Simple Prayer

Have you ever been in earshot of someone whose public praying drew you into communion with God, too? The way they approach Him, speaking statements of faith that are shaped by the Scriptures, and even the things they thank Him for and ask Him for demonstrate that this person is on speaking terms with God. I have. It’s just one more beautiful way that God uses the Body to build up the faith of His people. I leave church reflecting on the prayer of a fellow saint as much as I do the sermon.

This experience is similar to what I discovered in Psalm 119. I see a man who knows how to be forthright about who he is without being self-righteous. He speaks of his great weakness, frailty, and life troubles without indulging in self-pity. He tells, without fear of disapproval, of his joys and sufferings. He lays every card on the table in complete honesty before God. He persistently asks for mercy for what should be the fear of every one of us—not to be left to himself. This man was keenly aware of the deceptive ways of his own heart.

I came to understand Psalm 119 as relentless, not repetitive. It is enduring and passionate in affirmations, resolutions, and simple requests to be delivered from the evil without and the evil within. The Psalmist wastes no words:

  • “I am yours; save me” (v. 94).
  • “Let your hand me ready to help me, for I have chosen your precepts” (v. 173).
  • “Plead my cause and redeem me; give me life according to your promise!” (v. 154).
  • “Look on my affliction and deliver me, for I do not forget your law” (v. 153).
  • “When will you comfort me?” (v. 82).
  • “How long must your servant endure” (v. 84).

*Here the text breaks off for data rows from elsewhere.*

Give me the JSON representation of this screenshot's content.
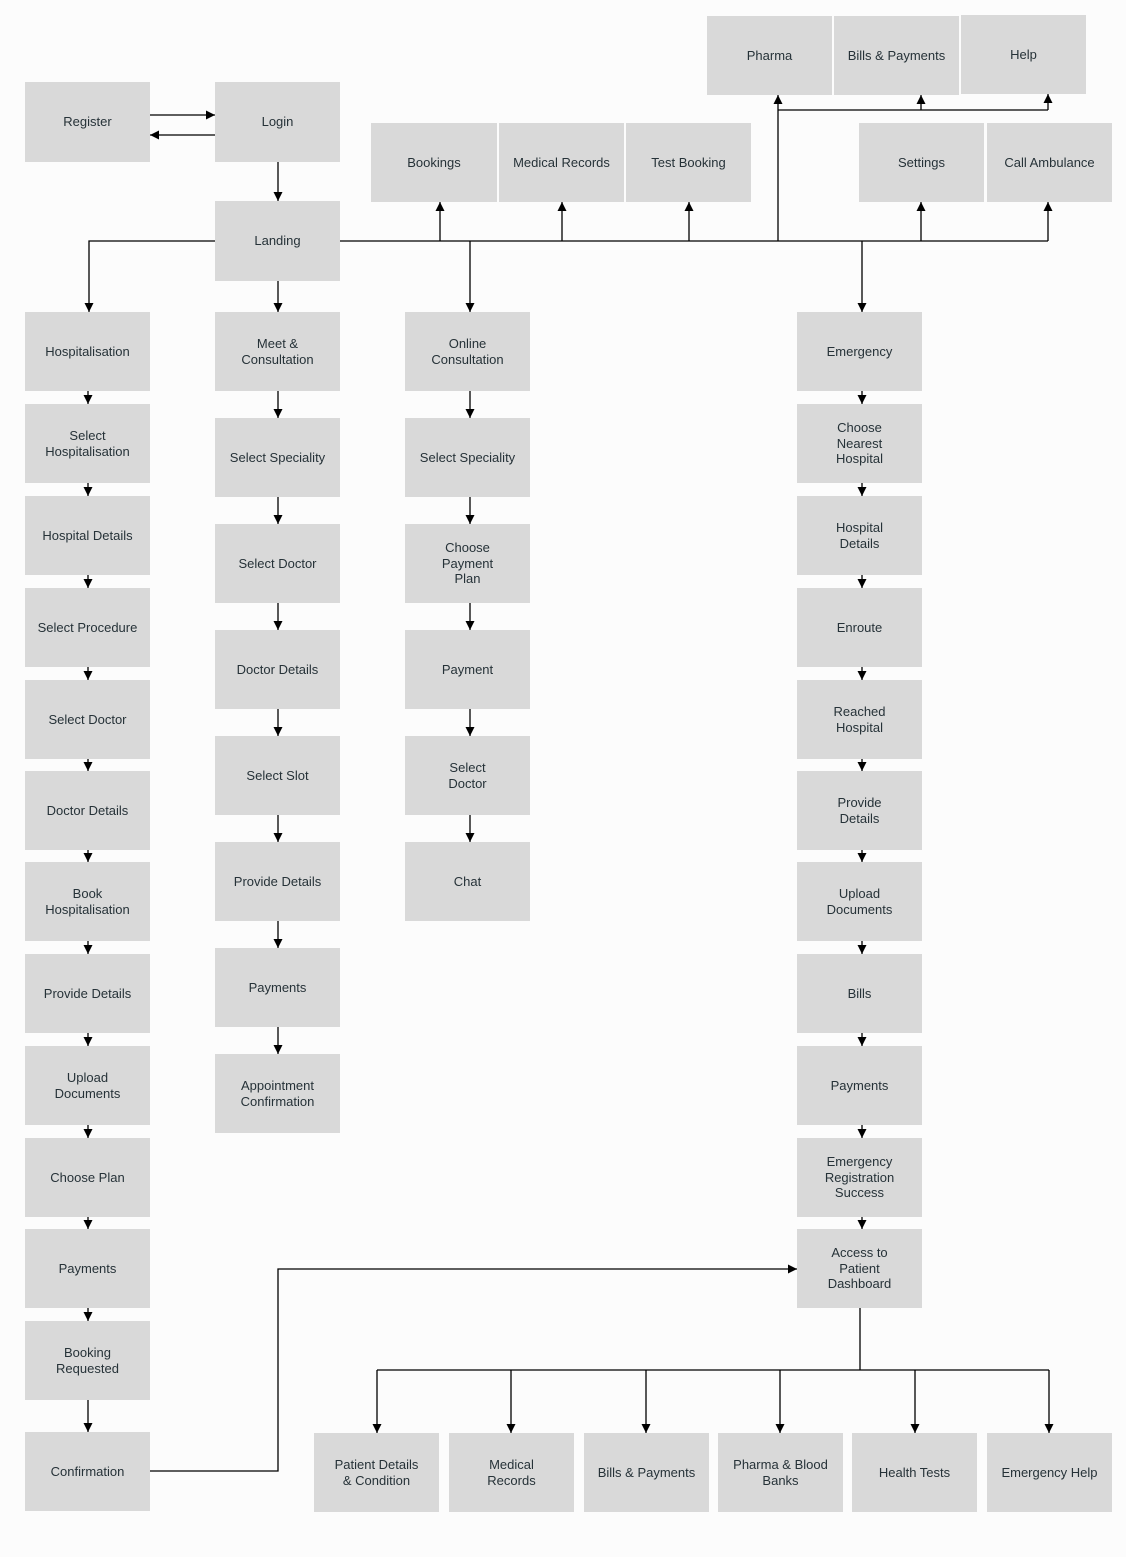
{
  "colors": {
    "background": "#fcfcfc",
    "node_fill": "#d9d9d9",
    "text": "#263238",
    "edge": "#000000"
  },
  "nodes": {
    "pharma": "Pharma",
    "bills_payments_top": "Bills & Payments",
    "help": "Help",
    "register": "Register",
    "login": "Login",
    "bookings": "Bookings",
    "medical_records_top": "Medical Records",
    "test_booking": "Test Booking",
    "settings": "Settings",
    "call_ambulance": "Call Ambulance",
    "landing": "Landing",
    "hospitalisation": [
      "Hospitalisation",
      "Select\nHospitalisation",
      "Hospital Details",
      "Select Procedure",
      "Select Doctor",
      "Doctor Details",
      "Book\nHospitalisation",
      "Provide Details",
      "Upload\nDocuments",
      "Choose Plan",
      "Payments",
      "Booking\nRequested",
      "Confirmation"
    ],
    "meet": [
      "Meet &\nConsultation",
      "Select Speciality",
      "Select Doctor",
      "Doctor Details",
      "Select Slot",
      "Provide Details",
      "Payments",
      "Appointment\nConfirmation"
    ],
    "online": [
      "Online\nConsultation",
      "Select Speciality",
      "Choose\nPayment\nPlan",
      "Payment",
      "Select\nDoctor",
      "Chat"
    ],
    "emergency": [
      "Emergency",
      "Choose\nNearest\nHospital",
      "Hospital\nDetails",
      "Enroute",
      "Reached\nHospital",
      "Provide\nDetails",
      "Upload\nDocuments",
      "Bills",
      "Payments",
      "Emergency\nRegistration\nSuccess",
      "Access to\nPatient\nDashboard"
    ],
    "dashboard": [
      "Patient Details\n& Condition",
      "Medical\nRecords",
      "Bills & Payments",
      "Pharma & Blood\nBanks",
      "Health Tests",
      "Emergency Help"
    ]
  }
}
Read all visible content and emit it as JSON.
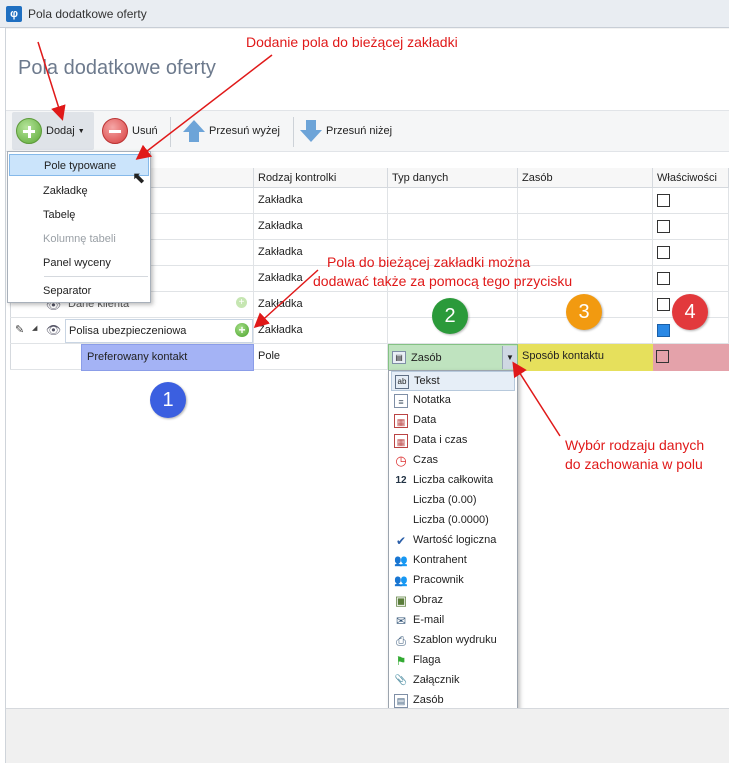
{
  "window": {
    "title": "Pola dodatkowe oferty",
    "app_icon": "φ"
  },
  "page_title": "Pola dodatkowe oferty",
  "toolbar": {
    "add_label": "Dodaj",
    "delete_label": "Usuń",
    "move_up_label": "Przesuń wyżej",
    "move_down_label": "Przesuń niżej"
  },
  "add_menu": {
    "items": [
      {
        "label": "Pole typowane",
        "selected": true
      },
      {
        "label": "Zakładkę"
      },
      {
        "label": "Tabelę"
      },
      {
        "label": "Kolumnę tabeli",
        "disabled": true
      },
      {
        "label": "Panel wyceny"
      },
      {
        "label": "Separator"
      }
    ]
  },
  "grid": {
    "columns": [
      "Rodzaj kontrolki",
      "Typ danych",
      "Zasób",
      "Właściwości"
    ],
    "rows": [
      {
        "name": "",
        "kind": "Zakładka",
        "type": "",
        "resource": ""
      },
      {
        "name": "",
        "kind": "Zakładka",
        "type": "",
        "resource": ""
      },
      {
        "name": "",
        "kind": "Zakładka",
        "type": "",
        "resource": ""
      },
      {
        "name": "",
        "kind": "Zakładka",
        "type": "",
        "resource": ""
      },
      {
        "name": "Dane klienta",
        "kind": "Zakładka",
        "type": "",
        "resource": ""
      },
      {
        "name": "Polisa ubezpieczeniowa",
        "kind": "Zakładka",
        "type": "",
        "resource": ""
      },
      {
        "name": "Preferowany kontakt",
        "kind": "Pole",
        "type": "Zasób",
        "resource": "Sposób kontaktu"
      }
    ]
  },
  "type_list": {
    "items": [
      {
        "label": "Tekst",
        "icon": "text-icon",
        "glyph": "ab"
      },
      {
        "label": "Notatka",
        "icon": "note-icon",
        "glyph": "≡"
      },
      {
        "label": "Data",
        "icon": "calendar-icon",
        "glyph": "▦"
      },
      {
        "label": "Data i czas",
        "icon": "datetime-icon",
        "glyph": "▦"
      },
      {
        "label": "Czas",
        "icon": "clock-icon",
        "glyph": "◷"
      },
      {
        "label": "Liczba całkowita",
        "icon": "integer-icon",
        "glyph": "12"
      },
      {
        "label": "Liczba (0.00)",
        "icon": "",
        "glyph": ""
      },
      {
        "label": "Liczba (0.0000)",
        "icon": "",
        "glyph": ""
      },
      {
        "label": "Wartość logiczna",
        "icon": "checkmark-icon",
        "glyph": "✔"
      },
      {
        "label": "Kontrahent",
        "icon": "contractor-icon",
        "glyph": "👥"
      },
      {
        "label": "Pracownik",
        "icon": "employee-icon",
        "glyph": "👥"
      },
      {
        "label": "Obraz",
        "icon": "image-icon",
        "glyph": "▣"
      },
      {
        "label": "E-mail",
        "icon": "email-icon",
        "glyph": "✉"
      },
      {
        "label": "Szablon wydruku",
        "icon": "printer-icon",
        "glyph": "⎙"
      },
      {
        "label": "Flaga",
        "icon": "flag-icon",
        "glyph": "⚑"
      },
      {
        "label": "Załącznik",
        "icon": "paperclip-icon",
        "glyph": "📎"
      },
      {
        "label": "Zasób",
        "icon": "resource-icon",
        "glyph": "▤"
      }
    ]
  },
  "annotations": {
    "add_field": "Dodanie pola do bieżącej zakładki",
    "add_via_button_1": "Pola do bieżącej zakładki można",
    "add_via_button_2": "dodawać także za pomocą tego przycisku",
    "choose_type_1": "Wybór rodzaju danych",
    "choose_type_2": "do zachowania w polu",
    "badges": [
      "1",
      "2",
      "3",
      "4"
    ]
  },
  "colors": {
    "annotation_red": "#e01919",
    "badge_blue": "#3b5fe0",
    "badge_green": "#2b9a3a",
    "badge_orange": "#f29a10",
    "badge_red": "#e2393c"
  }
}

This is prayer that nourishes faith and hope and strengthens the soul. This is prayer that changes how we process life. The Psalmist has a vivid sense of how God’s good purposes work out, and he experiences hope and comfort alongside the painful realities of his life. Dozens of times he rejoices, delights, gives thanks, and sings praises. His pain drives him outward, hoping in God, rather than inward to despondency toward his circumstances.

When We Don’t Want to Pray

At times, our minds are empty, our hearts are cold, and we do not want to pray. Our Bibles become routine, and we see nothing new there. The Psalmist also spoke about this in verse 18: “Open my eyes that I may behold wondrous things out of your law.” He knew the temptation to become duty-driven only in prayer, as well as hooked on worldly distractions (v. 37). He recognizes that he is susceptible to focusing on the wrong things.

Read the rest here.